***** RECORDED DATA *****

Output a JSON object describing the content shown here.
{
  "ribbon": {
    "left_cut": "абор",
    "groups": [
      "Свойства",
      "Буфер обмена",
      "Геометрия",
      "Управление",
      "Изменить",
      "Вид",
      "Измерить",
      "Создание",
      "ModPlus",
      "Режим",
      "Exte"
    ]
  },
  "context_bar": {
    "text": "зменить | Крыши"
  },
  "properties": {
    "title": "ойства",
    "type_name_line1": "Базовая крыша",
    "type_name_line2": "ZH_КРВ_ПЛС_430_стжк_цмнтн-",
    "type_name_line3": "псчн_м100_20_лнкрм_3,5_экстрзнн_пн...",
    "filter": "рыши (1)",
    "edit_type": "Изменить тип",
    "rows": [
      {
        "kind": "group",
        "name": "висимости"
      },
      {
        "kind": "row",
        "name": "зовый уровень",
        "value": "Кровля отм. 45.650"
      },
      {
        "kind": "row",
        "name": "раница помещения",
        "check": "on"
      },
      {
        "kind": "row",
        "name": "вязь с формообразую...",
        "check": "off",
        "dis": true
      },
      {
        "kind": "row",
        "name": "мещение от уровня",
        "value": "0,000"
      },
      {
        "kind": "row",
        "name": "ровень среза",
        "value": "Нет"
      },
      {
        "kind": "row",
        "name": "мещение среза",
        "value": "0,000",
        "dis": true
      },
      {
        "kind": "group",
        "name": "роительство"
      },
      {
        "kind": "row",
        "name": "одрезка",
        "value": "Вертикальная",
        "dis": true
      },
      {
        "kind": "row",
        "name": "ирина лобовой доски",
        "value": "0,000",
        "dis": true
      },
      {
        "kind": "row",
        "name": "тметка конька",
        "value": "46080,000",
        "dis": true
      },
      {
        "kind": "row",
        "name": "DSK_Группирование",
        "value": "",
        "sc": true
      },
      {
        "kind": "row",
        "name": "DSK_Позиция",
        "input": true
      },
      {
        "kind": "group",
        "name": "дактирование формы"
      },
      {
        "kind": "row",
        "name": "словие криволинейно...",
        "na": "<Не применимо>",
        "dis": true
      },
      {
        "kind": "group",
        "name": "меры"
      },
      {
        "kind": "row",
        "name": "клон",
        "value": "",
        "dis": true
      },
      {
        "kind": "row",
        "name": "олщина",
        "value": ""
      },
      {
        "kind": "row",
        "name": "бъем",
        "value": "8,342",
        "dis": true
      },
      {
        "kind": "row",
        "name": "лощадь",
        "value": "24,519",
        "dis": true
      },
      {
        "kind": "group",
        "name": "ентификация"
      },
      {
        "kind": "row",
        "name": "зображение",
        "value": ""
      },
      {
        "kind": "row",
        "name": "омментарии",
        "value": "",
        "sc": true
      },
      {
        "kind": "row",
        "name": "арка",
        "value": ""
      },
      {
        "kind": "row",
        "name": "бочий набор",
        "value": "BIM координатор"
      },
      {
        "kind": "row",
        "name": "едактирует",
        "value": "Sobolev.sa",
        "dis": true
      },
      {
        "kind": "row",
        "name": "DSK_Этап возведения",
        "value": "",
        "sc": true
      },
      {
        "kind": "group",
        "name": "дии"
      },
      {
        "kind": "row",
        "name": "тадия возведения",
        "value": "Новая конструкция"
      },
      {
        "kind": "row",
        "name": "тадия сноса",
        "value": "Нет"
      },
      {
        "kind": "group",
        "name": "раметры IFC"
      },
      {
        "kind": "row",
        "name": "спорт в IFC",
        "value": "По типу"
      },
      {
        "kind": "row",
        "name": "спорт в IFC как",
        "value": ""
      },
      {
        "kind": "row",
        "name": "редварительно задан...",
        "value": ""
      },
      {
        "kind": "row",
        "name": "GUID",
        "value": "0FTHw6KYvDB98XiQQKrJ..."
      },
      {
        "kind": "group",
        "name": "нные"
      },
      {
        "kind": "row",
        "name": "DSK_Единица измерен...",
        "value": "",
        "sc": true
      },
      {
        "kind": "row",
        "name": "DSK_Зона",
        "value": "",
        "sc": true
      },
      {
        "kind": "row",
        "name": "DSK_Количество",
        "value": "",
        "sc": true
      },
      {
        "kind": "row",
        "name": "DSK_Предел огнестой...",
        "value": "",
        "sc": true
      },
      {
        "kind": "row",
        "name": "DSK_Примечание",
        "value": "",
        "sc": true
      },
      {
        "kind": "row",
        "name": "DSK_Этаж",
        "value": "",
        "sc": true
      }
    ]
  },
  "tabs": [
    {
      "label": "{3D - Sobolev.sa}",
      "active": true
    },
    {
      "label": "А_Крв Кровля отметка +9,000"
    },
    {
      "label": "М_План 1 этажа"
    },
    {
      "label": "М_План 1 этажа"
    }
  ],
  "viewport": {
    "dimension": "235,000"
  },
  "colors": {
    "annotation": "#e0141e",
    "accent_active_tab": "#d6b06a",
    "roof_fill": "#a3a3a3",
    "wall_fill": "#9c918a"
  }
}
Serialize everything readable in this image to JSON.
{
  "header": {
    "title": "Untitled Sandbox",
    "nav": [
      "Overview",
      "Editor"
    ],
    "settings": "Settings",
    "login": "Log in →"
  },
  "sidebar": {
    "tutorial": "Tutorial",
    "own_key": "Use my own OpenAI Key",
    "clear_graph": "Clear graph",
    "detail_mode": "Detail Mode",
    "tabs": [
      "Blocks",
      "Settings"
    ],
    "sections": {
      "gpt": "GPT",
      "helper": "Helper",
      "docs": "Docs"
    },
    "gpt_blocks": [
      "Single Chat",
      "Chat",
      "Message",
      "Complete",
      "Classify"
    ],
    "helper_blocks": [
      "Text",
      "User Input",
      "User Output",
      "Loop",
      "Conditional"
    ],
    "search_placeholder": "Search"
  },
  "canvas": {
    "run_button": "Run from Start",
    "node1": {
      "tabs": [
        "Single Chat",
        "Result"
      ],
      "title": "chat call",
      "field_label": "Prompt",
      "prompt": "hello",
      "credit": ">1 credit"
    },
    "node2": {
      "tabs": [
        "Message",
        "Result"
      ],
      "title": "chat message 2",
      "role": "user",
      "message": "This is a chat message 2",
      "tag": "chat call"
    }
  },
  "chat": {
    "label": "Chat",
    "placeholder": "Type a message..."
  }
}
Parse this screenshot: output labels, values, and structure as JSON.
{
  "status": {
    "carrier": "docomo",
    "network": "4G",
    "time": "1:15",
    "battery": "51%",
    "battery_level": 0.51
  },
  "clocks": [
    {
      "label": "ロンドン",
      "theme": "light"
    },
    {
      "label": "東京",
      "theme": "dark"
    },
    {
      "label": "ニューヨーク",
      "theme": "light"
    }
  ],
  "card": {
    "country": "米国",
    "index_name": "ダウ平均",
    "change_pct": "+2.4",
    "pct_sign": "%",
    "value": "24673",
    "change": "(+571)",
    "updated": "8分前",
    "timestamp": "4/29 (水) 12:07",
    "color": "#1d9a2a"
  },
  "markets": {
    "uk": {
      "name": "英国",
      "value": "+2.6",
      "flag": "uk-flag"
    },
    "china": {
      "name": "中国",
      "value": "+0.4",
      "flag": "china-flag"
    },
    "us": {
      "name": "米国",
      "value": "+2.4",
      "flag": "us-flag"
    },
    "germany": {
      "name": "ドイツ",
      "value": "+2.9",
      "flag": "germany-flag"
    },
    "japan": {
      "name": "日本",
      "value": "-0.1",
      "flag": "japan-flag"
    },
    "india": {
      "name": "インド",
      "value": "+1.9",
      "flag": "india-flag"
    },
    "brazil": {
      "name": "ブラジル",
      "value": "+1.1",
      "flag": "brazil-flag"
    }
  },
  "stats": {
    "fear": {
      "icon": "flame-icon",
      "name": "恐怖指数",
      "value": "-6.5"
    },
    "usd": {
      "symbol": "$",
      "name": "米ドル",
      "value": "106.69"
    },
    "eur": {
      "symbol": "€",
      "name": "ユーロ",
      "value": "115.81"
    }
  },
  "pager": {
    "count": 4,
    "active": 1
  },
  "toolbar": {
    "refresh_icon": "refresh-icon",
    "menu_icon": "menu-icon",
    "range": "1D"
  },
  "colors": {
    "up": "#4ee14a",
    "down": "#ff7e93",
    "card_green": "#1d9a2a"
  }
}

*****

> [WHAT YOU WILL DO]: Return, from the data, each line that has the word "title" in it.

> [EXERCISE OUTPUT]:
    "title": "ойства",
    "title": "Untitled Sandbox",
      "title": "chat call",
      "title": "chat message 2",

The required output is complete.